§ Exercise instructions
Each record below is to be reproduced without any change.

§ Source information
----

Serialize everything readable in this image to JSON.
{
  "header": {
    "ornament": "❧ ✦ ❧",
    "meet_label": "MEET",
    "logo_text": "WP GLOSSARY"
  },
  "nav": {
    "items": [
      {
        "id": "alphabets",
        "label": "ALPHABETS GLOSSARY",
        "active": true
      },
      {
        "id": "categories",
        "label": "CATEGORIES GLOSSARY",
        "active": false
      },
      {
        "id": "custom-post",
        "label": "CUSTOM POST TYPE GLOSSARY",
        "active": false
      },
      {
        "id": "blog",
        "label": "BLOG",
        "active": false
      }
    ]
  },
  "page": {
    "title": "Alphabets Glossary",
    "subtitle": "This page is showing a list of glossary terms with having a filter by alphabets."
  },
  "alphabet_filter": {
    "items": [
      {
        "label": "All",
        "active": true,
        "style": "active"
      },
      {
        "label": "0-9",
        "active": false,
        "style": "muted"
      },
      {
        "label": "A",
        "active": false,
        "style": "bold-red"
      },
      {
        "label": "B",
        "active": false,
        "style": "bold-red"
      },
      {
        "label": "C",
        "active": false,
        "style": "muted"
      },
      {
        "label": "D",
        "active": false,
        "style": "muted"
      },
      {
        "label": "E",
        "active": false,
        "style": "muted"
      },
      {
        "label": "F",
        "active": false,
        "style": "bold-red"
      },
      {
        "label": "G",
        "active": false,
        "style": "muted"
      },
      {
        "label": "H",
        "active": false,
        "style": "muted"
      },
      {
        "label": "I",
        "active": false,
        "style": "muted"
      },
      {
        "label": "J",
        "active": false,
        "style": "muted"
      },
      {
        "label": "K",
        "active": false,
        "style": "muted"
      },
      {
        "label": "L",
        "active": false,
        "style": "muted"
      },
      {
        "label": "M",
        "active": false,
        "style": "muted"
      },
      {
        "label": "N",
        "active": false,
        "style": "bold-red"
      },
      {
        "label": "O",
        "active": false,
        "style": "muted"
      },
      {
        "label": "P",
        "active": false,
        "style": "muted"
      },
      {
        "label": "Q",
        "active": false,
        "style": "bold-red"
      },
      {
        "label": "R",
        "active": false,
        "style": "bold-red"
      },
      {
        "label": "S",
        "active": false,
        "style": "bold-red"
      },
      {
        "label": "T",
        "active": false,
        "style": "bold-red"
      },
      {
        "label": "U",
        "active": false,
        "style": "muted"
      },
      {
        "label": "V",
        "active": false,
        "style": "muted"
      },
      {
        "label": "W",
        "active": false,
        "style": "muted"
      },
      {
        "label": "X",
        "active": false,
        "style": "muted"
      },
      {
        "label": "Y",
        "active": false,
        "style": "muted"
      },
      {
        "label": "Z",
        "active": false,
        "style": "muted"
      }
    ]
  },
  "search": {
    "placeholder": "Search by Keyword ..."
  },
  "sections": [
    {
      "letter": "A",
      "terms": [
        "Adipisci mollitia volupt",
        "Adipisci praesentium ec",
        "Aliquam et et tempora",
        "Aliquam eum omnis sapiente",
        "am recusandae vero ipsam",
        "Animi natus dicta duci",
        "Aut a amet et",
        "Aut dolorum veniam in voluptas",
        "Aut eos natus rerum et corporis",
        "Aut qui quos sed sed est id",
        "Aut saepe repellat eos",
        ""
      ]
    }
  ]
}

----

§ Solved problem
Serialize everything readable in this image to JSON.
{
  "header": {
    "ornament": "❧ ✦ ❧",
    "meet_label": "MEET",
    "logo_text": "WP GLOSSARY"
  },
  "nav": {
    "items": [
      {
        "id": "alphabets",
        "label": "ALPHABETS GLOSSARY",
        "active": true
      },
      {
        "id": "categories",
        "label": "CATEGORIES GLOSSARY",
        "active": false
      },
      {
        "id": "custom-post",
        "label": "CUSTOM POST TYPE GLOSSARY",
        "active": false
      },
      {
        "id": "blog",
        "label": "BLOG",
        "active": false
      }
    ]
  },
  "page": {
    "title": "Alphabets Glossary",
    "subtitle": "This page is showing a list of glossary terms with having a filter by alphabets."
  },
  "alphabet_filter": {
    "items": [
      {
        "label": "All",
        "active": true,
        "style": "active"
      },
      {
        "label": "0-9",
        "active": false,
        "style": "muted"
      },
      {
        "label": "A",
        "active": false,
        "style": "bold-red"
      },
      {
        "label": "B",
        "active": false,
        "style": "bold-red"
      },
      {
        "label": "C",
        "active": false,
        "style": "muted"
      },
      {
        "label": "D",
        "active": false,
        "style": "muted"
      },
      {
        "label": "E",
        "active": false,
        "style": "muted"
      },
      {
        "label": "F",
        "active": false,
        "style": "bold-red"
      },
      {
        "label": "G",
        "active": false,
        "style": "muted"
      },
      {
        "label": "H",
        "active": false,
        "style": "muted"
      },
      {
        "label": "I",
        "active": false,
        "style": "muted"
      },
      {
        "label": "J",
        "active": false,
        "style": "muted"
      },
      {
        "label": "K",
        "active": false,
        "style": "muted"
      },
      {
        "label": "L",
        "active": false,
        "style": "muted"
      },
      {
        "label": "M",
        "active": false,
        "style": "muted"
      },
      {
        "label": "N",
        "active": false,
        "style": "bold-red"
      },
      {
        "label": "O",
        "active": false,
        "style": "muted"
      },
      {
        "label": "P",
        "active": false,
        "style": "muted"
      },
      {
        "label": "Q",
        "active": false,
        "style": "bold-red"
      },
      {
        "label": "R",
        "active": false,
        "style": "bold-red"
      },
      {
        "label": "S",
        "active": false,
        "style": "bold-red"
      },
      {
        "label": "T",
        "active": false,
        "style": "bold-red"
      },
      {
        "label": "U",
        "active": false,
        "style": "muted"
      },
      {
        "label": "V",
        "active": false,
        "style": "muted"
      },
      {
        "label": "W",
        "active": false,
        "style": "muted"
      },
      {
        "label": "X",
        "active": false,
        "style": "muted"
      },
      {
        "label": "Y",
        "active": false,
        "style": "muted"
      },
      {
        "label": "Z",
        "active": false,
        "style": "muted"
      }
    ]
  },
  "search": {
    "placeholder": "Search by Keyword ..."
  },
  "sections": [
    {
      "letter": "A",
      "terms": [
        "Adipisci mollitia volupt",
        "Adipisci praesentium ec",
        "Aliquam et et tempora",
        "Aliquam eum omnis sapiente",
        "am recusandae vero ipsam",
        "Animi natus dicta duci",
        "Aut a amet et",
        "Aut dolorum veniam in voluptas",
        "Aut eos natus rerum et corporis",
        "Aut qui quos sed sed est id",
        "Aut saepe repellat eos",
        ""
      ]
    }
  ]
}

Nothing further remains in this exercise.